DATASET EXTRACT

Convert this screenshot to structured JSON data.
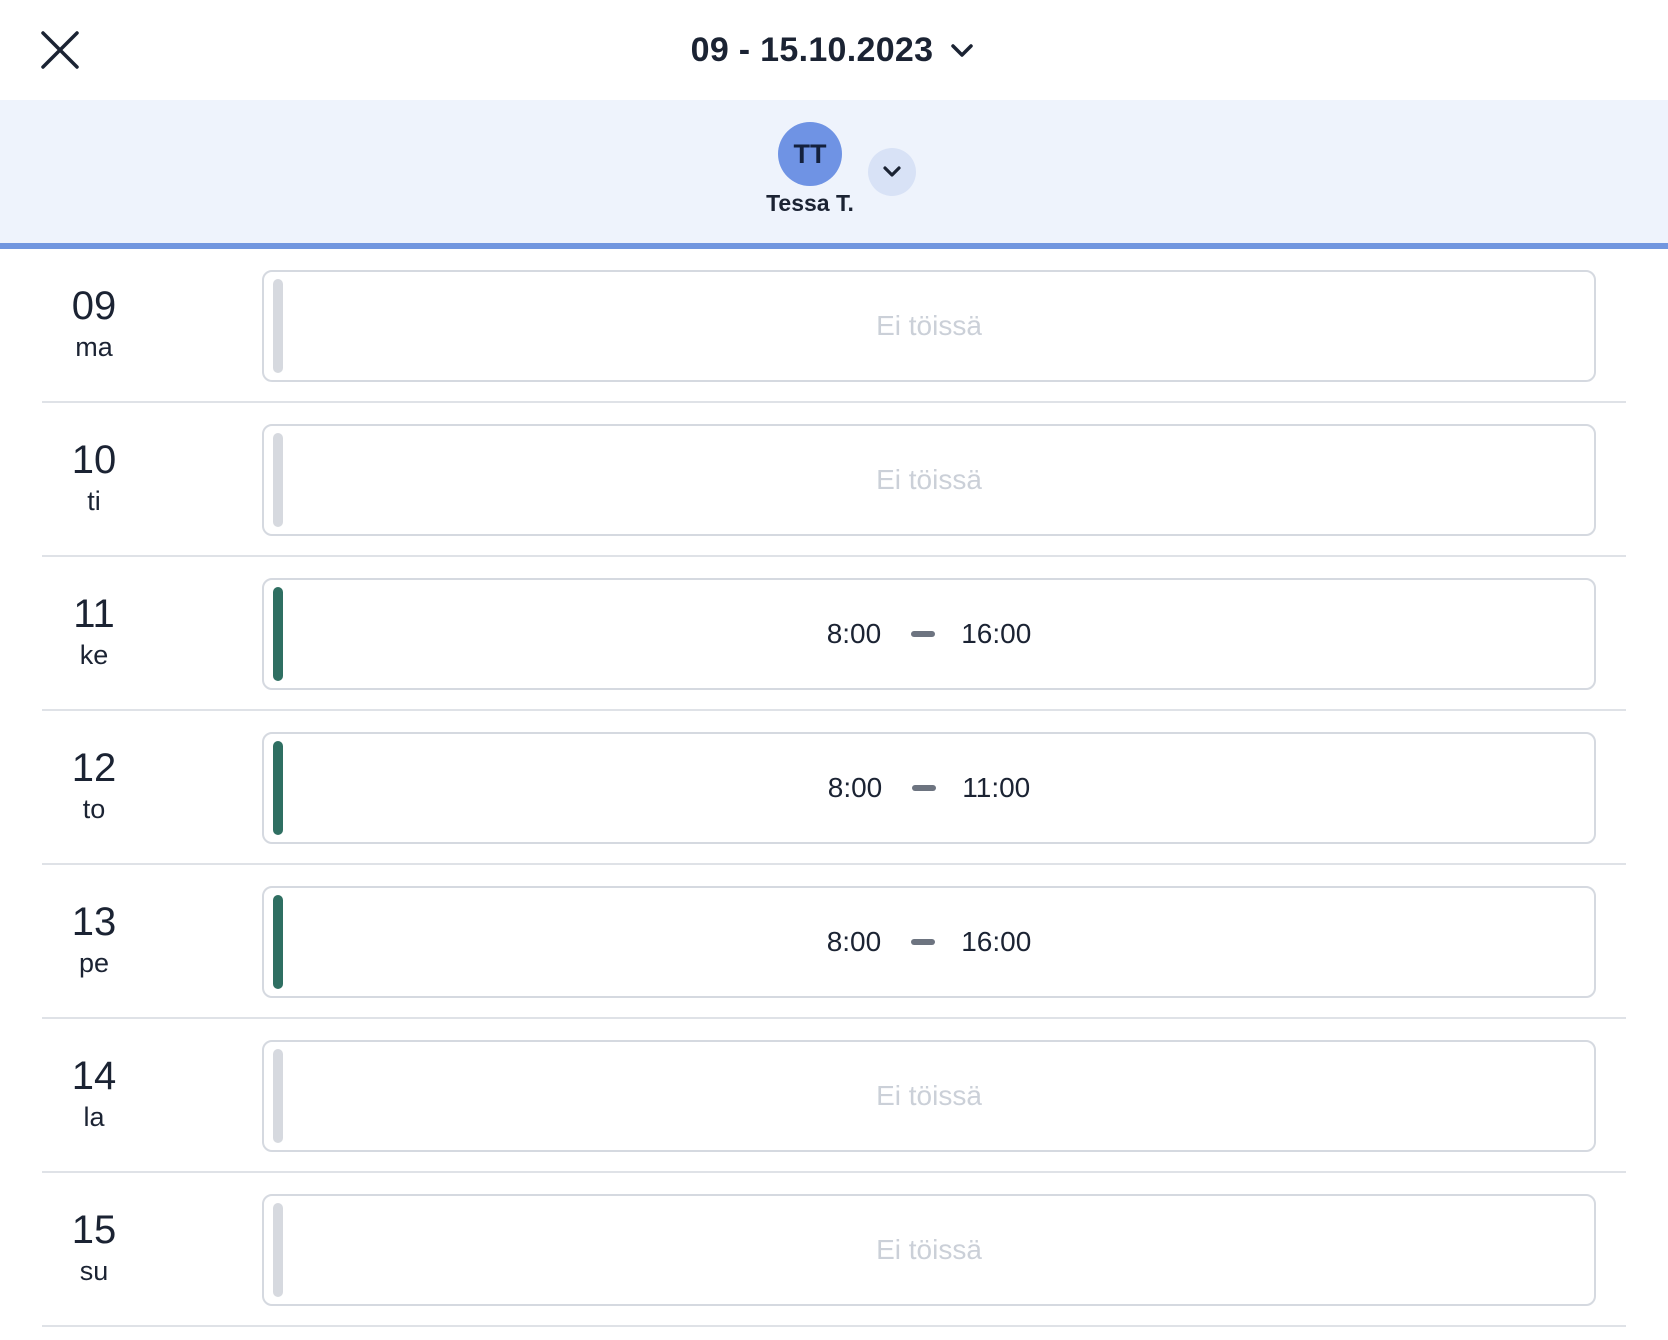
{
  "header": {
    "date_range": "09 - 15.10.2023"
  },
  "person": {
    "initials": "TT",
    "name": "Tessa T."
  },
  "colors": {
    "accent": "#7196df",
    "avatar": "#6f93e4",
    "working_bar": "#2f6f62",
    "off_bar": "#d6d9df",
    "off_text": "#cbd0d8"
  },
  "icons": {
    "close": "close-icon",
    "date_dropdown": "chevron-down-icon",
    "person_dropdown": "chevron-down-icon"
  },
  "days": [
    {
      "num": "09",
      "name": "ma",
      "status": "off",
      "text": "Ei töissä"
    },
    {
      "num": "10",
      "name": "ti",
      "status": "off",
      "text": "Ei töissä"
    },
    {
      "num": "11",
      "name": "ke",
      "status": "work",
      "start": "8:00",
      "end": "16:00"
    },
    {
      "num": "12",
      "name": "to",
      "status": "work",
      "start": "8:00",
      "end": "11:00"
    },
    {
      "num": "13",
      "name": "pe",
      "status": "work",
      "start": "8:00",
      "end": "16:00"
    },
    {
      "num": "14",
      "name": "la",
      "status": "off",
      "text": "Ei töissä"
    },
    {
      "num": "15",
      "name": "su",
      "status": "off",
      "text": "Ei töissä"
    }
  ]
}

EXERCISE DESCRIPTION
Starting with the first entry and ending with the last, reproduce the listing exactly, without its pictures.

SOLUTION TO THE EXERCISE
Convert this screenshot to structured JSON data.
{
  "header": {
    "date_range": "09 - 15.10.2023"
  },
  "person": {
    "initials": "TT",
    "name": "Tessa T."
  },
  "colors": {
    "accent": "#7196df",
    "avatar": "#6f93e4",
    "working_bar": "#2f6f62",
    "off_bar": "#d6d9df",
    "off_text": "#cbd0d8"
  },
  "icons": {
    "close": "close-icon",
    "date_dropdown": "chevron-down-icon",
    "person_dropdown": "chevron-down-icon"
  },
  "days": [
    {
      "num": "09",
      "name": "ma",
      "status": "off",
      "text": "Ei töissä"
    },
    {
      "num": "10",
      "name": "ti",
      "status": "off",
      "text": "Ei töissä"
    },
    {
      "num": "11",
      "name": "ke",
      "status": "work",
      "start": "8:00",
      "end": "16:00"
    },
    {
      "num": "12",
      "name": "to",
      "status": "work",
      "start": "8:00",
      "end": "11:00"
    },
    {
      "num": "13",
      "name": "pe",
      "status": "work",
      "start": "8:00",
      "end": "16:00"
    },
    {
      "num": "14",
      "name": "la",
      "status": "off",
      "text": "Ei töissä"
    },
    {
      "num": "15",
      "name": "su",
      "status": "off",
      "text": "Ei töissä"
    }
  ]
}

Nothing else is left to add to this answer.